Midlife women are doing it again. As we did in our 20s, we are questioning fundamentals, challenging the status quo, being stubbornly bohemian and embracing the unconventional. Boomers are tenaciously breaking down stereotypes about aging and redefining life after 60. However, this raises an important question.
Several years ago, while I was going through a major downsizing exercise, I came across a vision board that my son had created in 5th grade. Of course, he had no idea what a vision board was at the time, but, it was clear that this was the result of his creative effort. His visual collage was both beautiful and eerily prescient.
The feminist movement gave women many gifts. Whatever your opinion about “women’s lib,” most efforts to achieve equality and independence have been helpful. Women can vote, own property and enjoy a wide range of legal and financial freedoms. Women truly have come out of the shadows and chosen to take off their invisibility cloaks.

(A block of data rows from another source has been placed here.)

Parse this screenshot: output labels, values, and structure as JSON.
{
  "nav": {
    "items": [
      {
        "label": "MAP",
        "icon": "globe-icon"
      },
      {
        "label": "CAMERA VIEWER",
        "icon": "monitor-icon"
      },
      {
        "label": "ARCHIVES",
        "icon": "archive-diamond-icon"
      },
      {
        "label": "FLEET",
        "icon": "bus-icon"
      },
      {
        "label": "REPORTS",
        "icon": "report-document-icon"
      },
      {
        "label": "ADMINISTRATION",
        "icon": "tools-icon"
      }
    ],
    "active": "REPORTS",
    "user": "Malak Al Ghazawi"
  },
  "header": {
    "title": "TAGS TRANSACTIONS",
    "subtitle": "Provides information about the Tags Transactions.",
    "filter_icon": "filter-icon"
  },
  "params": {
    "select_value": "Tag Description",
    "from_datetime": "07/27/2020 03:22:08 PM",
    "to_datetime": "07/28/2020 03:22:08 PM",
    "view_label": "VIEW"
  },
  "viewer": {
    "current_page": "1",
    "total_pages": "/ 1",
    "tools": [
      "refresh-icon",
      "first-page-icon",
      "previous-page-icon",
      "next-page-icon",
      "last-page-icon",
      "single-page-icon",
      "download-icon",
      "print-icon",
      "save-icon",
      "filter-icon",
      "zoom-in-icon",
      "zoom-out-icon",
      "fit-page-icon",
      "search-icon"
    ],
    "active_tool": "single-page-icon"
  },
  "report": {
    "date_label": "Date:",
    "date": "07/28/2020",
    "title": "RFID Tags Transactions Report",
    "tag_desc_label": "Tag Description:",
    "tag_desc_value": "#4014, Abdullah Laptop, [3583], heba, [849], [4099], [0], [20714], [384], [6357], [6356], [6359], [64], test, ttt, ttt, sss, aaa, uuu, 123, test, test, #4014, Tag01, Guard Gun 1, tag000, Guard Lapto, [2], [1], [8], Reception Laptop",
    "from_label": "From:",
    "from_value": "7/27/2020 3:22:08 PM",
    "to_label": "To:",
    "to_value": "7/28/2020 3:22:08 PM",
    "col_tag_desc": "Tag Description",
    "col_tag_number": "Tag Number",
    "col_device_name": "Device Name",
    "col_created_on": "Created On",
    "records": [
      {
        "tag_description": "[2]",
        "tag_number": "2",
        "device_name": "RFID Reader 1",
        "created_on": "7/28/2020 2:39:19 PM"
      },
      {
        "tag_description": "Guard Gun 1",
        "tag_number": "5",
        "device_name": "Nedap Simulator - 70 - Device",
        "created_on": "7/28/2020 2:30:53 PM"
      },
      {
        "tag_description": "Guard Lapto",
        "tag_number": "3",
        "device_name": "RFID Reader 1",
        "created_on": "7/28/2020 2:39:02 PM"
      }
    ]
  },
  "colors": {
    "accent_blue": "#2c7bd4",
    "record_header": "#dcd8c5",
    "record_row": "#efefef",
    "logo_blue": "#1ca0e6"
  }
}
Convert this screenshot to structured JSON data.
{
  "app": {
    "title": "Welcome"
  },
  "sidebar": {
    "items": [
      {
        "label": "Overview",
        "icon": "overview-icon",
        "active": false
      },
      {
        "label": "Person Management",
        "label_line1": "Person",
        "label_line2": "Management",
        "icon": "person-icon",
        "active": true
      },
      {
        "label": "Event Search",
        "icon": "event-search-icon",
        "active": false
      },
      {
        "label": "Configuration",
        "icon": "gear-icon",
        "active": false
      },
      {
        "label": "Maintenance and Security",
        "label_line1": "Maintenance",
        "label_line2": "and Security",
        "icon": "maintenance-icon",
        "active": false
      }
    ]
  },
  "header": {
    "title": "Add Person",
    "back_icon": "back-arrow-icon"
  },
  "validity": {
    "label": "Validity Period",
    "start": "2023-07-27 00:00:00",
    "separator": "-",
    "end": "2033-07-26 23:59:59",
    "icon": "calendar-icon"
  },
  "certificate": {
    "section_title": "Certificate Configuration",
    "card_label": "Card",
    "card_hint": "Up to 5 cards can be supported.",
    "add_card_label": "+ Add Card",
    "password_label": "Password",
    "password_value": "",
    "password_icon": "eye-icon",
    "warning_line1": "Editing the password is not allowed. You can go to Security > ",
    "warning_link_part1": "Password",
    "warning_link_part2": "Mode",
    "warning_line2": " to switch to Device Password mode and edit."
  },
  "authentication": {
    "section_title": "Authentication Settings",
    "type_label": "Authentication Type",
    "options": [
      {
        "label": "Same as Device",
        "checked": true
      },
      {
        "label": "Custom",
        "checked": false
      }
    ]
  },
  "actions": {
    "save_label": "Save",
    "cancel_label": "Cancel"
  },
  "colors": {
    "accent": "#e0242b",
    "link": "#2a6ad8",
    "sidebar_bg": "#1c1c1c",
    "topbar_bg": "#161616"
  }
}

For years, you have been wondering what to do in retirement, once it finally arrives. Many people put off big life plans and dreams until after they’re finished working. Maybe you have been saying to yourself that you will take a certain trip or have a certain experience or pursue a certain venture after you retire.
When I was 12 years old, I spent a lot of time imagining how my life would unfold. I created a wonderful plan, complete with well-defined dots, connected by entirely straight lines. I soon realized that the map I drew in my mind was sketched in pencil, not in ink.
Women, especially older women, often feel invisible. Like many women, I spoke out in the 1960s. I pushed hard to build a career in a “man’s world” and I started the Sixty and Me community to give women over 60 a voice.
Nancy Collamer is my guest on this latest episode the Sixty and Me Show. Nancy is a well-known career coach and author of a book called “Second Act Careers: 50 Ways to Profit from Your Passions in Semi-Retirement.” As a blogger for Next Avenue and Forbes, she writes about issues facing older women in “semi-retirement”.
What would a city look like if was designed for women? The idea of “women friendly urban planning” might sound strange, but, the truth is, men and women use public transport, streets and parks in very different ways. City planners have started to examine how these differences should influence the way cities should be designed.